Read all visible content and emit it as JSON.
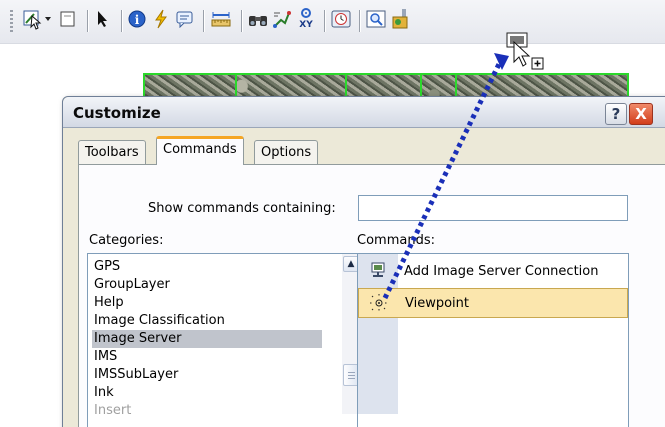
{
  "toolbar": {
    "icons": [
      "select-elements-icon",
      "dropdown-arrow-icon",
      "blank-page-icon",
      "arrow-pointer-icon",
      "identify-icon",
      "hyperlink-icon",
      "html-popup-icon",
      "measure-icon",
      "find-icon",
      "go-to-xy-icon",
      "find-route-icon",
      "time-slider-icon",
      "magnifier-window-icon",
      "add-image-server-icon"
    ]
  },
  "dialog": {
    "title": "Customize",
    "help_label": "?",
    "close_label": "X",
    "tabs": [
      "Toolbars",
      "Commands",
      "Options"
    ],
    "active_tab": "Commands",
    "show_commands_label": "Show commands containing:",
    "show_commands_value": "",
    "categories_label": "Categories:",
    "commands_label": "Commands:",
    "categories": [
      {
        "label": "GPS",
        "state": "normal"
      },
      {
        "label": "GroupLayer",
        "state": "normal"
      },
      {
        "label": "Help",
        "state": "normal"
      },
      {
        "label": "Image Classification",
        "state": "normal"
      },
      {
        "label": "Image Server",
        "state": "selected"
      },
      {
        "label": "IMS",
        "state": "normal"
      },
      {
        "label": "IMSSubLayer",
        "state": "normal"
      },
      {
        "label": "Ink",
        "state": "normal"
      },
      {
        "label": "Insert",
        "state": "dim"
      }
    ],
    "commands": [
      {
        "label": "Add Image Server Connection",
        "icon": "add-image-server-icon",
        "selected": false
      },
      {
        "label": "Viewpoint",
        "icon": "viewpoint-icon",
        "selected": true
      }
    ]
  },
  "colors": {
    "accent_tab": "#f5a623",
    "selection": "#fbe6ad",
    "drag_line": "#1a2fb8",
    "map_border": "#2bd82b"
  }
}
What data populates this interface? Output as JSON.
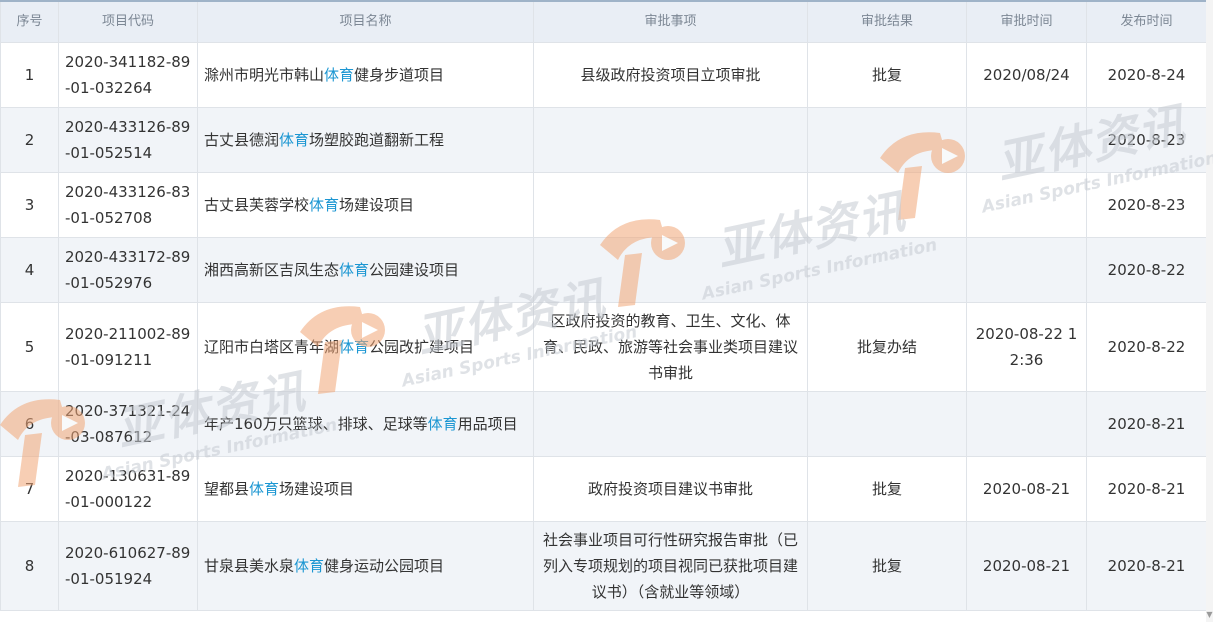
{
  "headers": [
    "序号",
    "项目代码",
    "项目名称",
    "审批事项",
    "审批结果",
    "审批时间",
    "发布时间"
  ],
  "highlight_word": "体育",
  "rows": [
    {
      "no": "1",
      "code": "2020-341182-89-01-032264",
      "name_pre": "滁州市明光市韩山",
      "name_hl": "体育",
      "name_post": "健身步道项目",
      "item": "县级政府投资项目立项审批",
      "result": "批复",
      "approve_time": "2020/08/24",
      "publish_time": "2020-8-24"
    },
    {
      "no": "2",
      "code": "2020-433126-89-01-052514",
      "name_pre": "古丈县德润",
      "name_hl": "体育",
      "name_post": "场塑胶跑道翻新工程",
      "item": "",
      "result": "",
      "approve_time": "",
      "publish_time": "2020-8-23"
    },
    {
      "no": "3",
      "code": "2020-433126-83-01-052708",
      "name_pre": "古丈县芙蓉学校",
      "name_hl": "体育",
      "name_post": "场建设项目",
      "item": "",
      "result": "",
      "approve_time": "",
      "publish_time": "2020-8-23"
    },
    {
      "no": "4",
      "code": "2020-433172-89-01-052976",
      "name_pre": "湘西高新区吉凤生态",
      "name_hl": "体育",
      "name_post": "公园建设项目",
      "item": "",
      "result": "",
      "approve_time": "",
      "publish_time": "2020-8-22"
    },
    {
      "no": "5",
      "code": "2020-211002-89-01-091211",
      "name_pre": "辽阳市白塔区青年湖",
      "name_hl": "体育",
      "name_post": "公园改扩建项目",
      "item": "区政府投资的教育、卫生、文化、体育、民政、旅游等社会事业类项目建议书审批",
      "result": "批复办结",
      "approve_time": "2020-08-22 12:36",
      "publish_time": "2020-8-22"
    },
    {
      "no": "6",
      "code": "2020-371321-24-03-087612",
      "name_pre": "年产160万只篮球、排球、足球等",
      "name_hl": "体育",
      "name_post": "用品项目",
      "item": "",
      "result": "",
      "approve_time": "",
      "publish_time": "2020-8-21"
    },
    {
      "no": "7",
      "code": "2020-130631-89-01-000122",
      "name_pre": "望都县",
      "name_hl": "体育",
      "name_post": "场建设项目",
      "item": "政府投资项目建议书审批",
      "result": "批复",
      "approve_time": "2020-08-21",
      "publish_time": "2020-8-21"
    },
    {
      "no": "8",
      "code": "2020-610627-89-01-051924",
      "name_pre": "甘泉县美水泉",
      "name_hl": "体育",
      "name_post": "健身运动公园项目",
      "item": "社会事业项目可行性研究报告审批（已列入专项规划的项目视同已获批项目建议书）（含就业等领域）",
      "result": "批复",
      "approve_time": "2020-08-21",
      "publish_time": "2020-8-21"
    }
  ],
  "watermark": {
    "brand": "亚体资讯",
    "sub": "Asian Sports Information"
  },
  "colors": {
    "highlight": "#1b96d2",
    "header_bg": "#e9eef5",
    "alt_row": "#f1f4f8",
    "watermark_orange": "#f2a777"
  }
}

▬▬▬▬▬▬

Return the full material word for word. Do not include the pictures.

Read all visible content and emit it as JSON.
{
  "toolbar": {
    "icons": [
      "select-elements-icon",
      "dropdown-arrow-icon",
      "blank-page-icon",
      "arrow-pointer-icon",
      "identify-icon",
      "hyperlink-icon",
      "html-popup-icon",
      "measure-icon",
      "find-icon",
      "go-to-xy-icon",
      "find-route-icon",
      "time-slider-icon",
      "magnifier-window-icon",
      "add-image-server-icon"
    ]
  },
  "dialog": {
    "title": "Customize",
    "help_label": "?",
    "close_label": "X",
    "tabs": [
      "Toolbars",
      "Commands",
      "Options"
    ],
    "active_tab": "Commands",
    "show_commands_label": "Show commands containing:",
    "show_commands_value": "",
    "categories_label": "Categories:",
    "commands_label": "Commands:",
    "categories": [
      {
        "label": "GPS",
        "state": "normal"
      },
      {
        "label": "GroupLayer",
        "state": "normal"
      },
      {
        "label": "Help",
        "state": "normal"
      },
      {
        "label": "Image Classification",
        "state": "normal"
      },
      {
        "label": "Image Server",
        "state": "selected"
      },
      {
        "label": "IMS",
        "state": "normal"
      },
      {
        "label": "IMSSubLayer",
        "state": "normal"
      },
      {
        "label": "Ink",
        "state": "normal"
      },
      {
        "label": "Insert",
        "state": "dim"
      }
    ],
    "commands": [
      {
        "label": "Add Image Server Connection",
        "icon": "add-image-server-icon",
        "selected": false
      },
      {
        "label": "Viewpoint",
        "icon": "viewpoint-icon",
        "selected": true
      }
    ]
  },
  "colors": {
    "accent_tab": "#f5a623",
    "selection": "#fbe6ad",
    "drag_line": "#1a2fb8",
    "map_border": "#2bd82b"
  }
}
What data populates this interface? Output as JSON.
{
  "headers": [
    "序号",
    "项目代码",
    "项目名称",
    "审批事项",
    "审批结果",
    "审批时间",
    "发布时间"
  ],
  "highlight_word": "体育",
  "rows": [
    {
      "no": "1",
      "code": "2020-341182-89-01-032264",
      "name_pre": "滁州市明光市韩山",
      "name_hl": "体育",
      "name_post": "健身步道项目",
      "item": "县级政府投资项目立项审批",
      "result": "批复",
      "approve_time": "2020/08/24",
      "publish_time": "2020-8-24"
    },
    {
      "no": "2",
      "code": "2020-433126-89-01-052514",
      "name_pre": "古丈县德润",
      "name_hl": "体育",
      "name_post": "场塑胶跑道翻新工程",
      "item": "",
      "result": "",
      "approve_time": "",
      "publish_time": "2020-8-23"
    },
    {
      "no": "3",
      "code": "2020-433126-83-01-052708",
      "name_pre": "古丈县芙蓉学校",
      "name_hl": "体育",
      "name_post": "场建设项目",
      "item": "",
      "result": "",
      "approve_time": "",
      "publish_time": "2020-8-23"
    },
    {
      "no": "4",
      "code": "2020-433172-89-01-052976",
      "name_pre": "湘西高新区吉凤生态",
      "name_hl": "体育",
      "name_post": "公园建设项目",
      "item": "",
      "result": "",
      "approve_time": "",
      "publish_time": "2020-8-22"
    },
    {
      "no": "5",
      "code": "2020-211002-89-01-091211",
      "name_pre": "辽阳市白塔区青年湖",
      "name_hl": "体育",
      "name_post": "公园改扩建项目",
      "item": "区政府投资的教育、卫生、文化、体育、民政、旅游等社会事业类项目建议书审批",
      "result": "批复办结",
      "approve_time": "2020-08-22 12:36",
      "publish_time": "2020-8-22"
    },
    {
      "no": "6",
      "code": "2020-371321-24-03-087612",
      "name_pre": "年产160万只篮球、排球、足球等",
      "name_hl": "体育",
      "name_post": "用品项目",
      "item": "",
      "result": "",
      "approve_time": "",
      "publish_time": "2020-8-21"
    },
    {
      "no": "7",
      "code": "2020-130631-89-01-000122",
      "name_pre": "望都县",
      "name_hl": "体育",
      "name_post": "场建设项目",
      "item": "政府投资项目建议书审批",
      "result": "批复",
      "approve_time": "2020-08-21",
      "publish_time": "2020-8-21"
    },
    {
      "no": "8",
      "code": "2020-610627-89-01-051924",
      "name_pre": "甘泉县美水泉",
      "name_hl": "体育",
      "name_post": "健身运动公园项目",
      "item": "社会事业项目可行性研究报告审批（已列入专项规划的项目视同已获批项目建议书）（含就业等领域）",
      "result": "批复",
      "approve_time": "2020-08-21",
      "publish_time": "2020-8-21"
    }
  ],
  "watermark": {
    "brand": "亚体资讯",
    "sub": "Asian Sports Information"
  },
  "colors": {
    "highlight": "#1b96d2",
    "header_bg": "#e9eef5",
    "alt_row": "#f1f4f8",
    "watermark_orange": "#f2a777"
  }
}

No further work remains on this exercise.